While the small size and diversity of the congregation make for a really wonderful, close knit community, it also means that we don’t have the resources to draw on that Jews in other parts of the world enjoy. We frequently include Judaica shopping sprees in our international travel, to enrich our homes and synagogue. In a place where personal contacts with other Jews are often rare, physical symbols are important in maintaining our sense of connection with Jewish life.
The greatest physical symbol in any Jewish community is, of course, the Torah. Sadly, at present, we at Beth Shalom do not have a kosher Torah scroll of our own and use one that has been generously loaned to us. In this turn-of-the-millennium year, we are hoping to take advantage of some of the unique features, including the geographic location, of this wonderful land to purchase a Torah.
The year 2000 begins on Shabbat. What better way could there be to mark the occasion than by being the first person called to the Torah in the new millennium?
New Zealand will be the first country with an established Jewish community to catch the dawn of Jan. 1, 2000. Jews will be called to the Torah here two hours before Sydney, 13 hours before London, 18 hours ahead of New York and a full 21 hours ahead of Los Angeles.
Auckland, New Zealand’s largest city, will be at its spectacularly beautiful mid-summer best, with the bonus of the Americas’ Cup yacht races taking place in our harbor.
Our plan is this: The lucky benefactor who makes a tax-deductible donation of $100,000 for a new Torah scroll will be invited to visit this lovely place at this special time and receive the unique honor of being the first aliyah (person called to the Torah) in the new millennium, 23 Tevet, 5760 (Jan. 1, 2000).
To this end, we have pre-booked two round-trip, business-class airplane tickets from Los Angeles to Auckland (leaving Los Angeles on Dec. 27, 1999, and returning there on Jan. 5, 2000). We have also reserved a 24th-floor luxury penthouse apartment in an exclusive waterfront hotel.

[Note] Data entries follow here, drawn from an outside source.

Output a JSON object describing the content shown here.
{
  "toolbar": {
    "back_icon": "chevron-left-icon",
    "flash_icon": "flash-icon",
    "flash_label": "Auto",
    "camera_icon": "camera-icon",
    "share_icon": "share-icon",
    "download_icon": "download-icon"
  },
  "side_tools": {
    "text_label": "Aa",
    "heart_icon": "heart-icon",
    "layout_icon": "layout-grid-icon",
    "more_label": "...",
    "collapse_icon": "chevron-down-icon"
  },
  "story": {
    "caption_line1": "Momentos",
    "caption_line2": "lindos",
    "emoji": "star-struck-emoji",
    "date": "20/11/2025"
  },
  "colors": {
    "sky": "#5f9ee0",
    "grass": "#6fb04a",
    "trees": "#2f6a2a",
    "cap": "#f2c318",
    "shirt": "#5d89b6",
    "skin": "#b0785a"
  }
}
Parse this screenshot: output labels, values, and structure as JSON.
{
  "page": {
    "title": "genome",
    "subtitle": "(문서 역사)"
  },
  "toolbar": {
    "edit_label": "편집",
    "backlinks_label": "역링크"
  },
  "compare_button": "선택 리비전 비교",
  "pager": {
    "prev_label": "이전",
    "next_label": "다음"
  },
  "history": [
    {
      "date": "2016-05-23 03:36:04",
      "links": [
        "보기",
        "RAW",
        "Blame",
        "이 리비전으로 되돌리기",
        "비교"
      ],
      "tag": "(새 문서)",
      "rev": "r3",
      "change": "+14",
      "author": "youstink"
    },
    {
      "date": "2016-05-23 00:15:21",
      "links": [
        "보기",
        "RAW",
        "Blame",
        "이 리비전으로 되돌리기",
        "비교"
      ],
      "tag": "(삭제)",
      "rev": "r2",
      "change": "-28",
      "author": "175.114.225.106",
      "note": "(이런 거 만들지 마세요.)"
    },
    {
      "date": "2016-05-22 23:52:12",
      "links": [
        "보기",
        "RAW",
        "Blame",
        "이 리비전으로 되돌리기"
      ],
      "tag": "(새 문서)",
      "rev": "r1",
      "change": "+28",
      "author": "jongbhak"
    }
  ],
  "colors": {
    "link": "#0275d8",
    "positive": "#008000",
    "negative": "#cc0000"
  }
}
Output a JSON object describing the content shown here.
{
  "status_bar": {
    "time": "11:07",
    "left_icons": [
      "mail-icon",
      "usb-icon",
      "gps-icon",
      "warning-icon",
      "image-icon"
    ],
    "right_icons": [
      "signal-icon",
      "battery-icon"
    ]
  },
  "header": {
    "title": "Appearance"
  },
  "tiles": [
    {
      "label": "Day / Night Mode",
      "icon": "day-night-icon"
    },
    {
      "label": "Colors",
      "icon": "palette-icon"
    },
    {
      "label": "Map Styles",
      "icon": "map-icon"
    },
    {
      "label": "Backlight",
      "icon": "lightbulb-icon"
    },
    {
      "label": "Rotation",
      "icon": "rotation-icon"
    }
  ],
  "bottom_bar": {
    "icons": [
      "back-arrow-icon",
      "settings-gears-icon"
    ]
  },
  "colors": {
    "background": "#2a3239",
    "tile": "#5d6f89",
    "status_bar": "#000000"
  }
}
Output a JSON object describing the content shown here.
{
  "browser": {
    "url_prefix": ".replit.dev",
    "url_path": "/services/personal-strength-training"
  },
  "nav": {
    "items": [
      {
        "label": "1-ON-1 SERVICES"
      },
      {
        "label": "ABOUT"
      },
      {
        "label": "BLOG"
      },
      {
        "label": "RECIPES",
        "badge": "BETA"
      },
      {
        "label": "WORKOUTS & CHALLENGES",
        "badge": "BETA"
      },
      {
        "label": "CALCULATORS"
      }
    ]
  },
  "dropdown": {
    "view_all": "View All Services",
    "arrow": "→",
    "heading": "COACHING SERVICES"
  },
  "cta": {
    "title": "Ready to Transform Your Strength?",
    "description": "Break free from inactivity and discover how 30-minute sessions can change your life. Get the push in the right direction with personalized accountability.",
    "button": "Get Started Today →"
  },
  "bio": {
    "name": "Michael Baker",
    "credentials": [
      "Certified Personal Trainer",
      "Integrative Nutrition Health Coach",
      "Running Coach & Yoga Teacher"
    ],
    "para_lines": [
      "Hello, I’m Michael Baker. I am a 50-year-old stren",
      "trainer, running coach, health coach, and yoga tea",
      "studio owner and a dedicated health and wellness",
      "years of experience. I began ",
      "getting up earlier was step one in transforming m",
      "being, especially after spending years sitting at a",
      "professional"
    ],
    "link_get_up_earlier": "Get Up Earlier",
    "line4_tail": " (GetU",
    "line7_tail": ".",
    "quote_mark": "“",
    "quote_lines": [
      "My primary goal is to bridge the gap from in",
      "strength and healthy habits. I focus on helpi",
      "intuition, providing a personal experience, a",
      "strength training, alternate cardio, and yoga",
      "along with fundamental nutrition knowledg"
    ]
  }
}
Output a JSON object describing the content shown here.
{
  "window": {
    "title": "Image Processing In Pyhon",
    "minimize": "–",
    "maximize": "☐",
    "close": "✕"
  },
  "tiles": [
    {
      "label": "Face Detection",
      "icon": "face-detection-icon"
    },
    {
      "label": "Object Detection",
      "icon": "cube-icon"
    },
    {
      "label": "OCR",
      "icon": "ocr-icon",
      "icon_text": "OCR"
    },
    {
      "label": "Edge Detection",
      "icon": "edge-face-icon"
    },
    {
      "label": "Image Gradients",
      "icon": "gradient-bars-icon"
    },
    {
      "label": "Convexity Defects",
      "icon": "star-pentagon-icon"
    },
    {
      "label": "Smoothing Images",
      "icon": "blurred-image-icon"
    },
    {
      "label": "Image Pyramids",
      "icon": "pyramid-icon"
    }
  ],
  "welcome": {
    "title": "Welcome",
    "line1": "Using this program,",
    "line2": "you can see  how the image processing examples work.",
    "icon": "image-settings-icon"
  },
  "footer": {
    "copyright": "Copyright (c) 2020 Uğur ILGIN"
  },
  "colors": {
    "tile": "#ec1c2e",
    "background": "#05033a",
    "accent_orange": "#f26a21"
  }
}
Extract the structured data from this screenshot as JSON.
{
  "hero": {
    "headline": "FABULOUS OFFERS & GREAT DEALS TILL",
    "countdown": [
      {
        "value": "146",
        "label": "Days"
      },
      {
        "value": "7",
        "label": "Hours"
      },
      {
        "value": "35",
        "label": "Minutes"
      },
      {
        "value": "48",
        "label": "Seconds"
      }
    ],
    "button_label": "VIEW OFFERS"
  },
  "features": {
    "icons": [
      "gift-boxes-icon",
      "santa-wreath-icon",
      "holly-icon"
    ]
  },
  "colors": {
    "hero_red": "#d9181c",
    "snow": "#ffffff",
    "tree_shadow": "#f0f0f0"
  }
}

Throughout the stay, the benefactor will be the guest of our congregation, and we will show our benefactor and a companion the sights in Auckland and the surrounding areas, including truly memorable beaches, spectacular harbor cruises and world-class sport and leisure facilities.
And our benefactor will attend the biggest party in town on New Year’s Eve.
Dr. Leonard N. Bloksberg is chairman of the Ritual Committee and the Fund Raising Committee at Congregation Beth Shalom in Aukland, New Zealand. Anyone wishing to donate the $100,000 (or a smaller amount in excess of $1,000, which entitles the donor to be honored in absentia) should write to: Beth Shalom, 180 Manukau Road, P.O. Box 26-052, Epsom, Auckland, New Zealand. The congregation also may be contacted by telephone at 011-649-524-4139 or e-mail at firstname.lastname@example.org.